Around the Pepperdine community, Scully has been a familiar character for many, mainly baseball fans, but to others, they consider him to be the greatest entertainer of all-time.
“Vin Scully will be remembered as the best baseball play-by-play broadcaster of all-time,” senior Sam Ravech said. “He did much more than just baseball, as he changed the way baseball was watched. When you listen to a game done by Scully, it’s like you are in the broadcast booth with him just talking about everything not just baseball. He told stories and that’s what made him so special.”
For baseball fans, no matter what team they support, Scully is seen as the greatest ever. From telling a story, whether fictional or historical, they all apply to the situation at hand. From Damocles (or the many yarns he spins) to beards, most are inherently related to baseball, but he fleshes out details of a player’s story, emotion or what is relevant to the situation. There are plenty of legendary broadcasters, but few broadcasters can weave in seemingly off-topic stories as comfortably and as capably as Scully.

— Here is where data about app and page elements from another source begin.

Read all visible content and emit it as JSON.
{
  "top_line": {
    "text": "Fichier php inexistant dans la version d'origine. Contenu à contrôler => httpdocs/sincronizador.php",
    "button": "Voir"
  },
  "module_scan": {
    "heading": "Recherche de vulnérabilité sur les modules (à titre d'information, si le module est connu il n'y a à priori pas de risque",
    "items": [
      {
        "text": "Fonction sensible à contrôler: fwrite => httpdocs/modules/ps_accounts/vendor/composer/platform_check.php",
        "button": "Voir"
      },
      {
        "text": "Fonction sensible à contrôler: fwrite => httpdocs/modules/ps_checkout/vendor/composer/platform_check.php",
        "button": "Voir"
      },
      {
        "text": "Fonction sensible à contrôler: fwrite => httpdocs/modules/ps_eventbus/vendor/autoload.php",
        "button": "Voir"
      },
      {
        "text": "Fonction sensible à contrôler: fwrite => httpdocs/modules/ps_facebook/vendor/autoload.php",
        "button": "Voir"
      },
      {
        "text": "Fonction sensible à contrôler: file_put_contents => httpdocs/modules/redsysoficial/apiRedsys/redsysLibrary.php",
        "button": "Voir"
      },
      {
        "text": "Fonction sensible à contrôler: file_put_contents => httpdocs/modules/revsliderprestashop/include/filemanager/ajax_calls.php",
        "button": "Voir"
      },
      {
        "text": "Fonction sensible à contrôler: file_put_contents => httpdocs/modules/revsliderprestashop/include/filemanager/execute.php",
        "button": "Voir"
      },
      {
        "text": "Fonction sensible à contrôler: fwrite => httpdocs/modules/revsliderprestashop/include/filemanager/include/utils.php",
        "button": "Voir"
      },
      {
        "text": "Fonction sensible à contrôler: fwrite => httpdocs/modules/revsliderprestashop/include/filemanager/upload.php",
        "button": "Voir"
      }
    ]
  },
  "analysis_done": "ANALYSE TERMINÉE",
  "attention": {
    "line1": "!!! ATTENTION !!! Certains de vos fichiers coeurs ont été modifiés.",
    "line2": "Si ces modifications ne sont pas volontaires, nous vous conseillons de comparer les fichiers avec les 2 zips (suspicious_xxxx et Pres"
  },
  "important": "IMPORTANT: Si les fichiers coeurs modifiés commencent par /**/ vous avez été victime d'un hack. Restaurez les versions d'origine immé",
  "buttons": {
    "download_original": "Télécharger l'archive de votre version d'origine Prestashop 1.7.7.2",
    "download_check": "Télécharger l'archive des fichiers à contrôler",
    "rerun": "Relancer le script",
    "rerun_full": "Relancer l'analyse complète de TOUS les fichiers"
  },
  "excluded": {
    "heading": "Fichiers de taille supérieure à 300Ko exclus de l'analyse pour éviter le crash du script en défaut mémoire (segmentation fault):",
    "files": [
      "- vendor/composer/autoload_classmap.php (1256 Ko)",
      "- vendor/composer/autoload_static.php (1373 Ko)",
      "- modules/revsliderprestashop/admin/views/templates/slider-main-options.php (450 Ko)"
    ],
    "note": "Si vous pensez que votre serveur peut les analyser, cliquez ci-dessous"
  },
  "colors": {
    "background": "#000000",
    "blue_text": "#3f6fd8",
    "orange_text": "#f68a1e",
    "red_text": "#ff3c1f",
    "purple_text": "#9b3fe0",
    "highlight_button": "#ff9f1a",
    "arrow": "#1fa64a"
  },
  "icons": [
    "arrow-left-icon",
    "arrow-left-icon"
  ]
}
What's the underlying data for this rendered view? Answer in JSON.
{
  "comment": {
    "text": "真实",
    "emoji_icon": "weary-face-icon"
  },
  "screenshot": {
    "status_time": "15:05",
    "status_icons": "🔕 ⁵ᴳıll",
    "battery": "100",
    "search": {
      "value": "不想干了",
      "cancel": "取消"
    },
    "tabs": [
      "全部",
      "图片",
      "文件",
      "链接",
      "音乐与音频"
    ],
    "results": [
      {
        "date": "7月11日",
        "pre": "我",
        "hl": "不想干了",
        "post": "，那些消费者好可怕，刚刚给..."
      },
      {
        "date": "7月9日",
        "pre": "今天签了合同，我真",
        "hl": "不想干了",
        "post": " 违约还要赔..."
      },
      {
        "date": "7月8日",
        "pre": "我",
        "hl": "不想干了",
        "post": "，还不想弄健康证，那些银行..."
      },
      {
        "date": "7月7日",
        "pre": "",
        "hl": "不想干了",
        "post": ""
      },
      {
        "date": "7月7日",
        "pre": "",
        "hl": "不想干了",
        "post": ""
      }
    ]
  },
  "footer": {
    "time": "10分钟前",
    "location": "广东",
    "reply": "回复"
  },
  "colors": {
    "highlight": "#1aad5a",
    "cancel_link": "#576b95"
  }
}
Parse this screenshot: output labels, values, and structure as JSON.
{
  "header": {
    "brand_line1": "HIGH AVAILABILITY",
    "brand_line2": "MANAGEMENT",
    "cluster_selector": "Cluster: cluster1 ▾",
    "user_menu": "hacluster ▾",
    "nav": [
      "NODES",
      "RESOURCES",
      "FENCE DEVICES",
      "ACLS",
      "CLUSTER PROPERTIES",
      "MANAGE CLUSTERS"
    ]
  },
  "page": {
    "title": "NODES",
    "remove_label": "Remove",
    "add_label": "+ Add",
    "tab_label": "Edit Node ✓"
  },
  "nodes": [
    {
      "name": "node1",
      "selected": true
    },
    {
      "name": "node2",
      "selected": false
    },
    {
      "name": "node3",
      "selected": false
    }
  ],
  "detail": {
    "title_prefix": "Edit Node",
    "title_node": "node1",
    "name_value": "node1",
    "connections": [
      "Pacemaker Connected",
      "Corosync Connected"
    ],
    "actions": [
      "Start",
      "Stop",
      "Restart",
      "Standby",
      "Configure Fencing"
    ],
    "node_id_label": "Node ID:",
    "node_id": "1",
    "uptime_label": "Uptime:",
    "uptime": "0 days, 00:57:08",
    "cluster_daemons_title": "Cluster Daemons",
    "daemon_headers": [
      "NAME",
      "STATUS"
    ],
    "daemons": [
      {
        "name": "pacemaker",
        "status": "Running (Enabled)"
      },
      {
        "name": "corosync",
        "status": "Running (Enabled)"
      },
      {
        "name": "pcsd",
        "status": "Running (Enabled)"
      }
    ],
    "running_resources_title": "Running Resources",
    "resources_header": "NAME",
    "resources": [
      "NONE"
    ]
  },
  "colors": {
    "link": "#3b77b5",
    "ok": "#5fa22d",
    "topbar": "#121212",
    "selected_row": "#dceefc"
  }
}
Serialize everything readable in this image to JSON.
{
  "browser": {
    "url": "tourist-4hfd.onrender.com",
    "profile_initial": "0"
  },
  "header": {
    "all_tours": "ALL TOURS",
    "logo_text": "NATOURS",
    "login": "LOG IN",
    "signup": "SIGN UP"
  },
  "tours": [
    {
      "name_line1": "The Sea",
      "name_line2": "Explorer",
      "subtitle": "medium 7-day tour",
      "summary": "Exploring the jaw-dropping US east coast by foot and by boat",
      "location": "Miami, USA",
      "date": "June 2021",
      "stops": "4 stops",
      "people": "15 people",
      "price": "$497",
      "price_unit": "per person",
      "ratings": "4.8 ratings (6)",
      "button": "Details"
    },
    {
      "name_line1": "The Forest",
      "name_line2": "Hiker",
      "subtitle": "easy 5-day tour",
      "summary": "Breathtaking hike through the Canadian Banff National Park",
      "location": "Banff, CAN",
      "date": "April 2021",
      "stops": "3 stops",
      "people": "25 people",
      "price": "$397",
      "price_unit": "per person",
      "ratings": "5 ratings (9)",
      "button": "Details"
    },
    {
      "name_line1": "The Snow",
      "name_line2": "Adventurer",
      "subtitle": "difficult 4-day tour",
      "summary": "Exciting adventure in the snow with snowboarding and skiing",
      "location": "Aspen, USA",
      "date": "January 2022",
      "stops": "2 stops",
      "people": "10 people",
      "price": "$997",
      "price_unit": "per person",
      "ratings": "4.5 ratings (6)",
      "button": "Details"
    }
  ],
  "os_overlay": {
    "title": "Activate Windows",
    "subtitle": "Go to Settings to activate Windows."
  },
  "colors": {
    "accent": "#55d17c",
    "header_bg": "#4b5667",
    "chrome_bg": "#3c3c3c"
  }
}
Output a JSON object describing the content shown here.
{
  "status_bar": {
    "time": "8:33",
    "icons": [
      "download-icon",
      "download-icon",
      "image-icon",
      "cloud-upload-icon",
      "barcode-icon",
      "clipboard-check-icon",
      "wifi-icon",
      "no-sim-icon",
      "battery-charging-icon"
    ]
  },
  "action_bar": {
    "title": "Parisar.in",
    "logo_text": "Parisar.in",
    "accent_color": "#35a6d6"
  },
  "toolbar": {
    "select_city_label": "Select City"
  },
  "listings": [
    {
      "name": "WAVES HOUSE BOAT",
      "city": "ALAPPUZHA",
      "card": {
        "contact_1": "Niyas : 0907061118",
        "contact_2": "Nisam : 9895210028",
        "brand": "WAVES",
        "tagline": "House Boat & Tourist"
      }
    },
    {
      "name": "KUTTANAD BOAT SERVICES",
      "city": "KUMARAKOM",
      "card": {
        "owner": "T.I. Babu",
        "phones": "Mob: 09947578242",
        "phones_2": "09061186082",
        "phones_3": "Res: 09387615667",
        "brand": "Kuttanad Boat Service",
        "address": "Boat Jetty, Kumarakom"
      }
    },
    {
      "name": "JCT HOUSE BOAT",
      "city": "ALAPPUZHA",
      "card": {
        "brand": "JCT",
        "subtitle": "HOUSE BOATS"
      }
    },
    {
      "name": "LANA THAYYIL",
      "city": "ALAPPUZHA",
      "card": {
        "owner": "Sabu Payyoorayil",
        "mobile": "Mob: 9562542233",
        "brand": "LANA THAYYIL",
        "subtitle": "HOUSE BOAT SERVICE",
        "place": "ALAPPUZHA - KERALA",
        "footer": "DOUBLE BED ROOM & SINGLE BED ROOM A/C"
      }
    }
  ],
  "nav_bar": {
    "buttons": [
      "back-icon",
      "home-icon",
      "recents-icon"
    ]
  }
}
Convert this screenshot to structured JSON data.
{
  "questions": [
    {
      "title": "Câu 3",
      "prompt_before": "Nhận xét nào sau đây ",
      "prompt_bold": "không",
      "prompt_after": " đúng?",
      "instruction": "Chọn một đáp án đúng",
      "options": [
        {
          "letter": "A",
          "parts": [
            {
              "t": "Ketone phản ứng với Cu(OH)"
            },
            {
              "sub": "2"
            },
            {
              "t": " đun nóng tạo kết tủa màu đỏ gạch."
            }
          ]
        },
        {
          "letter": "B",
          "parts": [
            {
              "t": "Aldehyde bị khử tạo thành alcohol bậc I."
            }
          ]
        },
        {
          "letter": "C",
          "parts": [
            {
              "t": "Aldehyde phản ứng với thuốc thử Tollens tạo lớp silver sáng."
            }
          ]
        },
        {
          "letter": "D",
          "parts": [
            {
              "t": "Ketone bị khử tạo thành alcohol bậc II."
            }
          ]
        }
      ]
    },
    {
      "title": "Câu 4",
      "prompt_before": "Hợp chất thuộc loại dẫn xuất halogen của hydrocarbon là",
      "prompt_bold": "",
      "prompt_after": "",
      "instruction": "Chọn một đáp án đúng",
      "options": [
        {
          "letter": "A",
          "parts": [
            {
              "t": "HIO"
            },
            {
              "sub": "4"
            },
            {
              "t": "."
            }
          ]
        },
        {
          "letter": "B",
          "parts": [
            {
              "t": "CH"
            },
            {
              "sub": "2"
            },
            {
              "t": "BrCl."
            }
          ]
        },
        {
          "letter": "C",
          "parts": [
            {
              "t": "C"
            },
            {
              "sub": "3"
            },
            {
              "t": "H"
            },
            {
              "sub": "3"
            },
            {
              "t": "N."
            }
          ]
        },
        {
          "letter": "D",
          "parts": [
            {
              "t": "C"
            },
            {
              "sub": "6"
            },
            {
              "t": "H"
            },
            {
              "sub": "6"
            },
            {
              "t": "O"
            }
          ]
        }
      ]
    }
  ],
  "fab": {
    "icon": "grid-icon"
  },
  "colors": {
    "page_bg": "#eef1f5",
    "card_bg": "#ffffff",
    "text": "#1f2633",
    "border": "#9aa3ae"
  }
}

“He is the greatest commentator out there today and it will be very hard to surpass him,” junior Duncan Hilby said. “He did so much for the Dodgers organization and the city of Los Angeles, just like what Chick Hearn did for the Lakers. The void he leaves behind will never be able to be filled.”
Outside of the ball park, Scully often strayed away from the spotlight, but as he nears the end of his illustrious career, the spotlight shines back on him and his legendary 67 years of service to the Dodgers organization, Major League Baseball and the community.
Come Oct. 2, it will be the final bow for Scully as he passes the mic to the next great Dodger broadcaster. Of course, the style and eloquence of Vin’s voice will be missed, but his power to bring the world together will be missed even more.
“Despite being the best at his craft, he is humble, self-effacing and out works every one around him,” Benton said about Scully. “The game of baseball will not only miss him, but the world will miss everything he has done for the community.”
Follow Arthur Puu on Twitter: @arthurpuu